→ **Task item**
Apart from the pictures, write out all the records exactly.

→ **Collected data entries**
::::

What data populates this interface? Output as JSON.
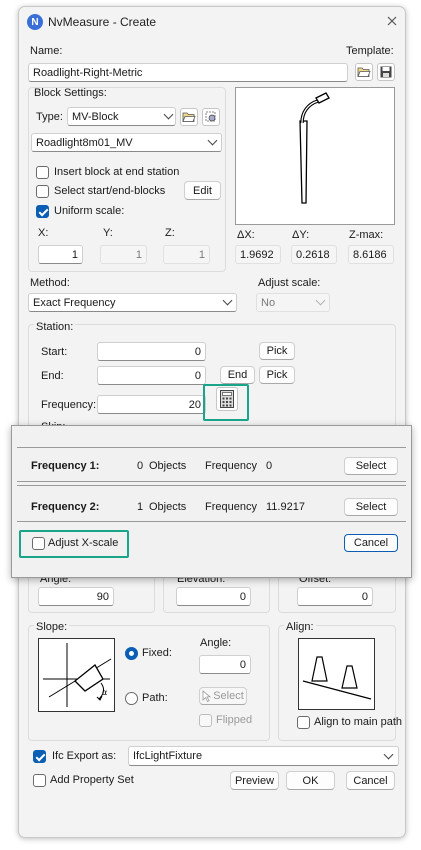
{
  "title": "NvMeasure - Create",
  "logo_letter": "N",
  "name_label": "Name:",
  "name_value": "Roadlight-Right-Metric",
  "template_label": "Template:",
  "block": {
    "group_label": "Block Settings:",
    "type_label": "Type:",
    "type_value": "MV-Block",
    "block_value": "Roadlight8m01_MV",
    "insert_label": "Insert block at end station",
    "select_label": "Select start/end-blocks",
    "edit_label": "Edit",
    "uniform_label": "Uniform scale:",
    "x_label": "X:",
    "y_label": "Y:",
    "z_label": "Z:",
    "x_value": "1",
    "y_value": "1",
    "z_value": "1"
  },
  "dims": {
    "dx_label": "ΔX:",
    "dy_label": "ΔY:",
    "zmax_label": "Z-max:",
    "dx_value": "1.9692",
    "dy_value": "0.2618",
    "zmax_value": "8.6186"
  },
  "method": {
    "label": "Method:",
    "value": "Exact Frequency",
    "adjust_label": "Adjust scale:",
    "adjust_value": "No"
  },
  "station": {
    "label": "Station:",
    "start_label": "Start:",
    "start_value": "0",
    "end_label": "End:",
    "end_value": "0",
    "end_button": "End",
    "pick_label": "Pick",
    "frequency_label": "Frequency:",
    "frequency_value": "20",
    "skip_label": "Skip:"
  },
  "popup": {
    "f1_label": "Frequency 1:",
    "f1_count": "0",
    "f2_label": "Frequency 2:",
    "f2_count": "1",
    "objects_label": "Objects",
    "frequency_word": "Frequency",
    "f1_value": "0",
    "f2_value": "11.9217",
    "select_label": "Select",
    "adjust_x_label": "Adjust X-scale",
    "cancel_label": "Cancel"
  },
  "placement": {
    "angle_label": "Angle:",
    "elevation_label": "Elevation:",
    "offset_label": "Offset:",
    "angle_value": "90",
    "elevation_value": "0",
    "offset_value": "0"
  },
  "slope": {
    "label": "Slope:",
    "fixed_label": "Fixed:",
    "path_label": "Path:",
    "angle_label": "Angle:",
    "angle_value": "0",
    "select_label": "Select",
    "flipped_label": "Flipped"
  },
  "align": {
    "label": "Align:",
    "main_path_label": "Align to main path"
  },
  "ifc": {
    "export_label": "Ifc Export as:",
    "export_value": "IfcLightFixture",
    "property_label": "Add Property Set"
  },
  "buttons": {
    "preview": "Preview",
    "ok": "OK",
    "cancel": "Cancel"
  },
  "colors": {
    "accent": "#0a5fb4",
    "highlight": "#19a58a",
    "logo": "#3a6fd8"
  }
}
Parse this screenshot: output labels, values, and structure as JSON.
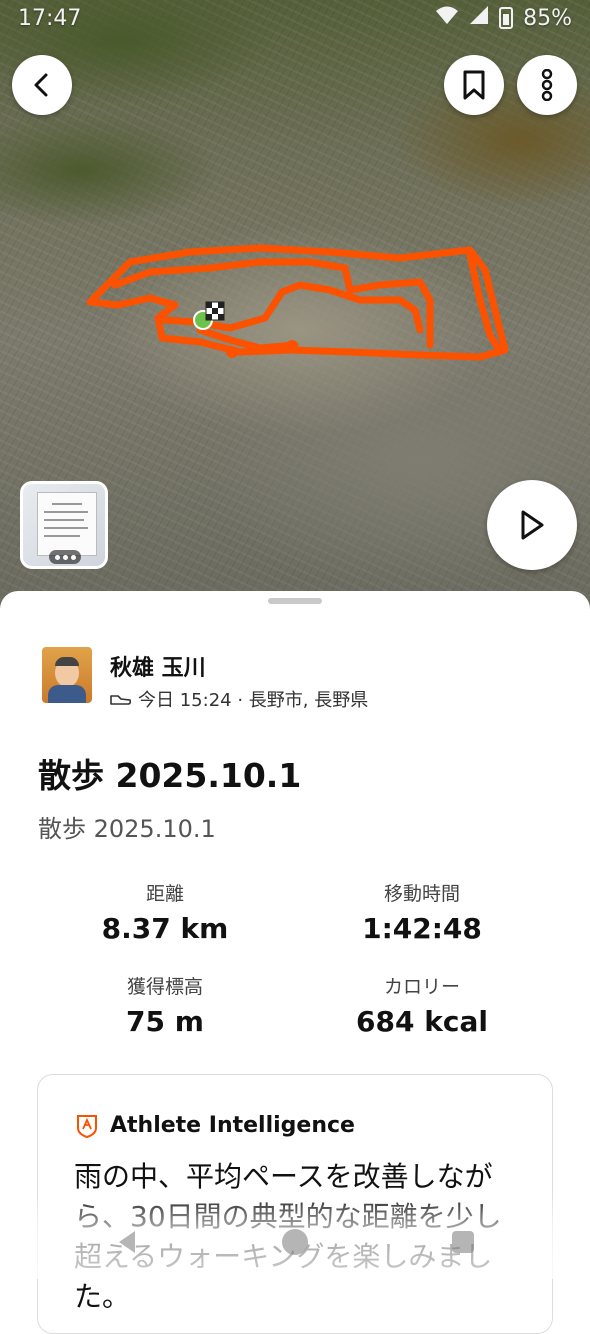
{
  "status_bar": {
    "time": "17:47",
    "battery": "85%"
  },
  "colors": {
    "route": "#fc5200",
    "start_marker": "#6cc24a"
  },
  "map": {
    "icons": {
      "back": "chevron-left-icon",
      "bookmark": "bookmark-icon",
      "more": "more-vertical-icon",
      "play": "play-icon"
    }
  },
  "activity": {
    "athlete_name": "秋雄 玉川",
    "meta": "今日 15:24 · 長野市, 長野県",
    "activity_icon": "shoe-icon",
    "title": "散歩 2025.10.1",
    "description": "散歩 2025.10.1",
    "stats": [
      {
        "label": "距離",
        "value": "8.37 km"
      },
      {
        "label": "移動時間",
        "value": "1:42:48"
      },
      {
        "label": "獲得標高",
        "value": "75 m"
      },
      {
        "label": "カロリー",
        "value": "684 kcal"
      }
    ]
  },
  "athlete_intelligence": {
    "title": "Athlete Intelligence",
    "text": "雨の中、平均ペースを改善しながら、30日間の典型的な距離を少し超えるウォーキングを楽しみました。"
  }
}
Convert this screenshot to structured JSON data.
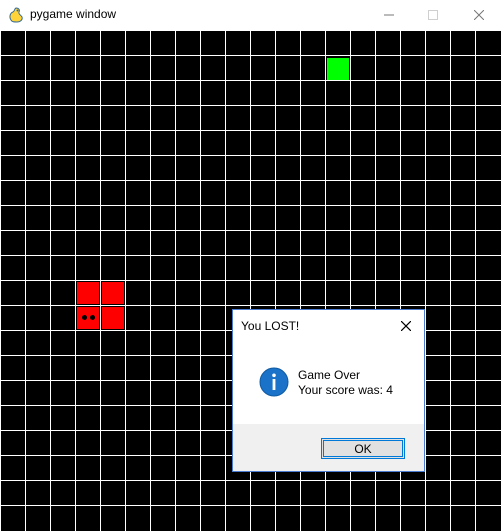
{
  "window": {
    "title": "pygame window",
    "minimize_glyph": "—",
    "maximize_glyph": "☐",
    "close_glyph": "✕"
  },
  "game": {
    "rows": 20,
    "background_color": "#000000",
    "grid_color": "#ffffff",
    "snake_color": "#ff0000",
    "snack_color": "#00ff00",
    "snake_cells": [
      [
        3,
        10
      ],
      [
        4,
        10
      ],
      [
        3,
        11
      ],
      [
        4,
        11
      ]
    ],
    "head_cell": [
      3,
      11
    ],
    "snack_cell": [
      13,
      1
    ]
  },
  "dialog": {
    "title": "You LOST!",
    "close_glyph": "✕",
    "icon": "info-icon",
    "line1": "Game Over",
    "line2": "Your score was: 4",
    "ok_label": "OK"
  }
}
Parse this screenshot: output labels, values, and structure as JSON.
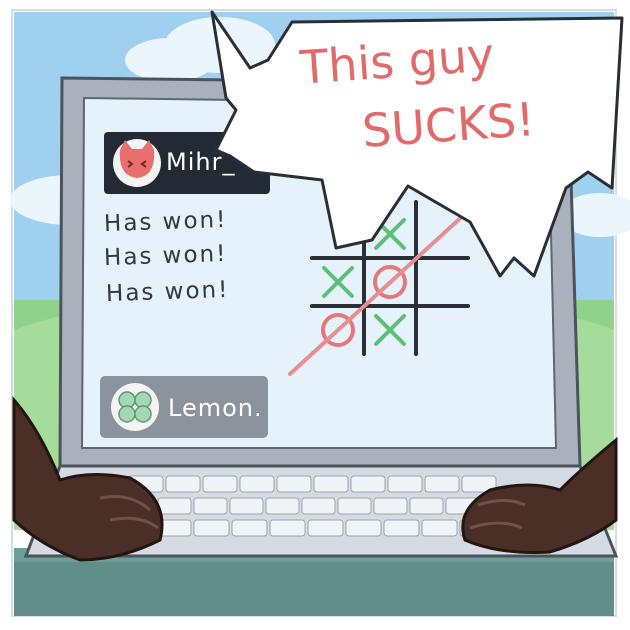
{
  "speech_bubble": {
    "line1": "This guy",
    "line2": "SUCKS!"
  },
  "chat": {
    "top_user": {
      "name": "Mihr_",
      "avatar": "red-cat-avatar"
    },
    "messages": [
      "Has won!",
      "Has won!",
      "Has won!"
    ],
    "bottom_user": {
      "name": "Lemon.",
      "avatar": "green-clover-avatar"
    }
  },
  "tic_tac_toe": {
    "board": [
      [
        "",
        "X",
        ""
      ],
      [
        "X",
        "O",
        ""
      ],
      [
        "O",
        "X",
        ""
      ]
    ],
    "x_color": "#5cc177",
    "o_color": "#e3797b",
    "win_line_color": "#e88e8f"
  },
  "colors": {
    "sky": "#9fd0ef",
    "screen": "#e6f2fb",
    "laptop": "#a9b1bc",
    "chat_bar": "#222a35",
    "bubble_text": "#e36a6a",
    "hands": "#4a2f27"
  }
}
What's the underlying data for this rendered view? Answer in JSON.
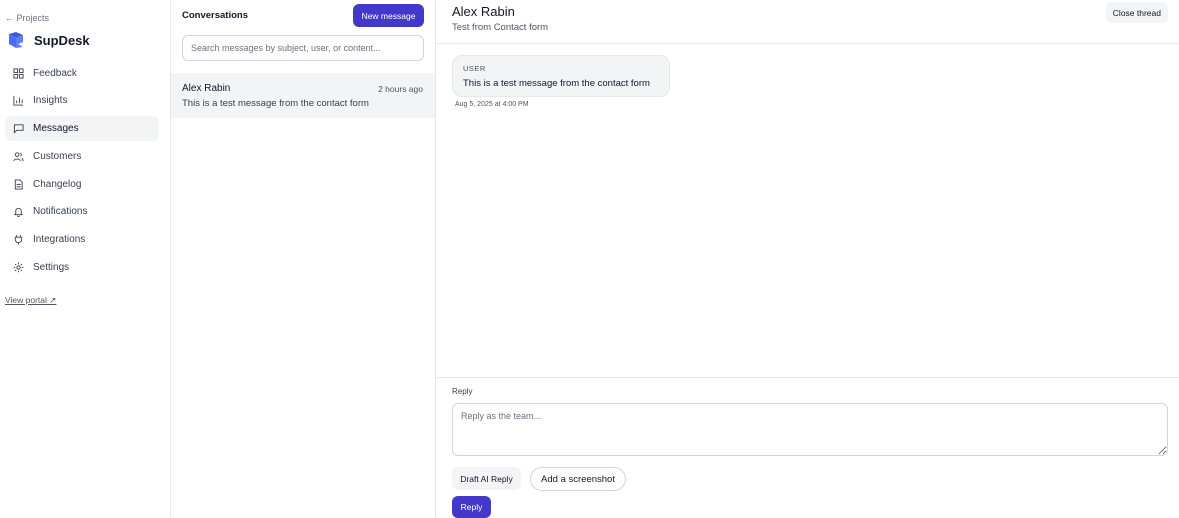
{
  "sidebar": {
    "back_label": "← Projects",
    "brand": "SupDesk",
    "items": [
      {
        "label": "Feedback",
        "icon": "grid-icon"
      },
      {
        "label": "Insights",
        "icon": "bar-chart-icon"
      },
      {
        "label": "Messages",
        "icon": "message-icon",
        "active": true
      },
      {
        "label": "Customers",
        "icon": "users-icon"
      },
      {
        "label": "Changelog",
        "icon": "document-icon"
      },
      {
        "label": "Notifications",
        "icon": "bell-icon"
      },
      {
        "label": "Integrations",
        "icon": "plug-icon"
      },
      {
        "label": "Settings",
        "icon": "gear-icon"
      }
    ],
    "view_portal": "View portal ↗"
  },
  "conversations": {
    "title": "Conversations",
    "new_message_label": "New message",
    "search_placeholder": "Search messages by subject, user, or content...",
    "items": [
      {
        "name": "Alex Rabin",
        "time": "2 hours ago",
        "preview": "This is a test message from the contact form"
      }
    ]
  },
  "thread": {
    "name": "Alex Rabin",
    "subject": "Test from Contact form",
    "close_label": "Close thread",
    "messages": [
      {
        "role": "USER",
        "text": "This is a test message from the contact form",
        "time": "Aug 5, 2025 at 4:00 PM"
      }
    ],
    "reply": {
      "label": "Reply",
      "placeholder": "Reply as the team...",
      "draft_ai_label": "Draft AI Reply",
      "screenshot_label": "Add a screenshot",
      "submit_label": "Reply"
    }
  },
  "colors": {
    "accent": "#4338ca",
    "active_bg": "#f3f4f6",
    "border": "#e5e7eb",
    "brand_logo": "#3b5bdb"
  }
}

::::

→ **Response**
What data populates this interface? Output as JSON.
{
  "title": "NvMeasure - Create",
  "logo_letter": "N",
  "name_label": "Name:",
  "name_value": "Roadlight-Right-Metric",
  "template_label": "Template:",
  "block": {
    "group_label": "Block Settings:",
    "type_label": "Type:",
    "type_value": "MV-Block",
    "block_value": "Roadlight8m01_MV",
    "insert_label": "Insert block at end station",
    "select_label": "Select start/end-blocks",
    "edit_label": "Edit",
    "uniform_label": "Uniform scale:",
    "x_label": "X:",
    "y_label": "Y:",
    "z_label": "Z:",
    "x_value": "1",
    "y_value": "1",
    "z_value": "1"
  },
  "dims": {
    "dx_label": "ΔX:",
    "dy_label": "ΔY:",
    "zmax_label": "Z-max:",
    "dx_value": "1.9692",
    "dy_value": "0.2618",
    "zmax_value": "8.6186"
  },
  "method": {
    "label": "Method:",
    "value": "Exact Frequency",
    "adjust_label": "Adjust scale:",
    "adjust_value": "No"
  },
  "station": {
    "label": "Station:",
    "start_label": "Start:",
    "start_value": "0",
    "end_label": "End:",
    "end_value": "0",
    "end_button": "End",
    "pick_label": "Pick",
    "frequency_label": "Frequency:",
    "frequency_value": "20",
    "skip_label": "Skip:"
  },
  "popup": {
    "f1_label": "Frequency 1:",
    "f1_count": "0",
    "f2_label": "Frequency 2:",
    "f2_count": "1",
    "objects_label": "Objects",
    "frequency_word": "Frequency",
    "f1_value": "0",
    "f2_value": "11.9217",
    "select_label": "Select",
    "adjust_x_label": "Adjust X-scale",
    "cancel_label": "Cancel"
  },
  "placement": {
    "angle_label": "Angle:",
    "elevation_label": "Elevation:",
    "offset_label": "Offset:",
    "angle_value": "90",
    "elevation_value": "0",
    "offset_value": "0"
  },
  "slope": {
    "label": "Slope:",
    "fixed_label": "Fixed:",
    "path_label": "Path:",
    "angle_label": "Angle:",
    "angle_value": "0",
    "select_label": "Select",
    "flipped_label": "Flipped"
  },
  "align": {
    "label": "Align:",
    "main_path_label": "Align to main path"
  },
  "ifc": {
    "export_label": "Ifc Export as:",
    "export_value": "IfcLightFixture",
    "property_label": "Add Property Set"
  },
  "buttons": {
    "preview": "Preview",
    "ok": "OK",
    "cancel": "Cancel"
  },
  "colors": {
    "accent": "#0a5fb4",
    "highlight": "#19a58a",
    "logo": "#3a6fd8"
  }
}
Parse this screenshot: output labels, values, and structure as JSON.
{
  "status_bar": {
    "time": "17:47",
    "battery": "85%"
  },
  "colors": {
    "route": "#fc5200",
    "start_marker": "#6cc24a"
  },
  "map": {
    "icons": {
      "back": "chevron-left-icon",
      "bookmark": "bookmark-icon",
      "more": "more-vertical-icon",
      "play": "play-icon"
    }
  },
  "activity": {
    "athlete_name": "秋雄 玉川",
    "meta": "今日 15:24 · 長野市, 長野県",
    "activity_icon": "shoe-icon",
    "title": "散歩 2025.10.1",
    "description": "散歩 2025.10.1",
    "stats": [
      {
        "label": "距離",
        "value": "8.37 km"
      },
      {
        "label": "移動時間",
        "value": "1:42:48"
      },
      {
        "label": "獲得標高",
        "value": "75 m"
      },
      {
        "label": "カロリー",
        "value": "684 kcal"
      }
    ]
  },
  "athlete_intelligence": {
    "title": "Athlete Intelligence",
    "text": "雨の中、平均ペースを改善しながら、30日間の典型的な距離を少し超えるウォーキングを楽しみました。"
  }
}
Convert this screenshot to structured JSON data.
{
  "window": {
    "title": "pygame window",
    "minimize_glyph": "—",
    "maximize_glyph": "☐",
    "close_glyph": "✕"
  },
  "game": {
    "rows": 20,
    "background_color": "#000000",
    "grid_color": "#ffffff",
    "snake_color": "#ff0000",
    "snack_color": "#00ff00",
    "snake_cells": [
      [
        3,
        10
      ],
      [
        4,
        10
      ],
      [
        3,
        11
      ],
      [
        4,
        11
      ]
    ],
    "head_cell": [
      3,
      11
    ],
    "snack_cell": [
      13,
      1
    ]
  },
  "dialog": {
    "title": "You LOST!",
    "close_glyph": "✕",
    "icon": "info-icon",
    "line1": "Game Over",
    "line2": "Your score was: 4",
    "ok_label": "OK"
  }
}
Parse this screenshot: output labels, values, and structure as JSON.
{
  "speech_bubble": {
    "line1": "This guy",
    "line2": "SUCKS!"
  },
  "chat": {
    "top_user": {
      "name": "Mihr_",
      "avatar": "red-cat-avatar"
    },
    "messages": [
      "Has won!",
      "Has won!",
      "Has won!"
    ],
    "bottom_user": {
      "name": "Lemon.",
      "avatar": "green-clover-avatar"
    }
  },
  "tic_tac_toe": {
    "board": [
      [
        "",
        "X",
        ""
      ],
      [
        "X",
        "O",
        ""
      ],
      [
        "O",
        "X",
        ""
      ]
    ],
    "x_color": "#5cc177",
    "o_color": "#e3797b",
    "win_line_color": "#e88e8f"
  },
  "colors": {
    "sky": "#9fd0ef",
    "screen": "#e6f2fb",
    "laptop": "#a9b1bc",
    "chat_bar": "#222a35",
    "bubble_text": "#e36a6a",
    "hands": "#4a2f27"
  }
}
What's the underlying data for this rendered view? Answer in JSON.
{
  "sidebar": {
    "back_label": "← Projects",
    "brand": "SupDesk",
    "items": [
      {
        "label": "Feedback",
        "icon": "grid-icon"
      },
      {
        "label": "Insights",
        "icon": "bar-chart-icon"
      },
      {
        "label": "Messages",
        "icon": "message-icon",
        "active": true
      },
      {
        "label": "Customers",
        "icon": "users-icon"
      },
      {
        "label": "Changelog",
        "icon": "document-icon"
      },
      {
        "label": "Notifications",
        "icon": "bell-icon"
      },
      {
        "label": "Integrations",
        "icon": "plug-icon"
      },
      {
        "label": "Settings",
        "icon": "gear-icon"
      }
    ],
    "view_portal": "View portal ↗"
  },
  "conversations": {
    "title": "Conversations",
    "new_message_label": "New message",
    "search_placeholder": "Search messages by subject, user, or content...",
    "items": [
      {
        "name": "Alex Rabin",
        "time": "2 hours ago",
        "preview": "This is a test message from the contact form"
      }
    ]
  },
  "thread": {
    "name": "Alex Rabin",
    "subject": "Test from Contact form",
    "close_label": "Close thread",
    "messages": [
      {
        "role": "USER",
        "text": "This is a test message from the contact form",
        "time": "Aug 5, 2025 at 4:00 PM"
      }
    ],
    "reply": {
      "label": "Reply",
      "placeholder": "Reply as the team...",
      "draft_ai_label": "Draft AI Reply",
      "screenshot_label": "Add a screenshot",
      "submit_label": "Reply"
    }
  },
  "colors": {
    "accent": "#4338ca",
    "active_bg": "#f3f4f6",
    "border": "#e5e7eb",
    "brand_logo": "#3b5bdb"
  }
}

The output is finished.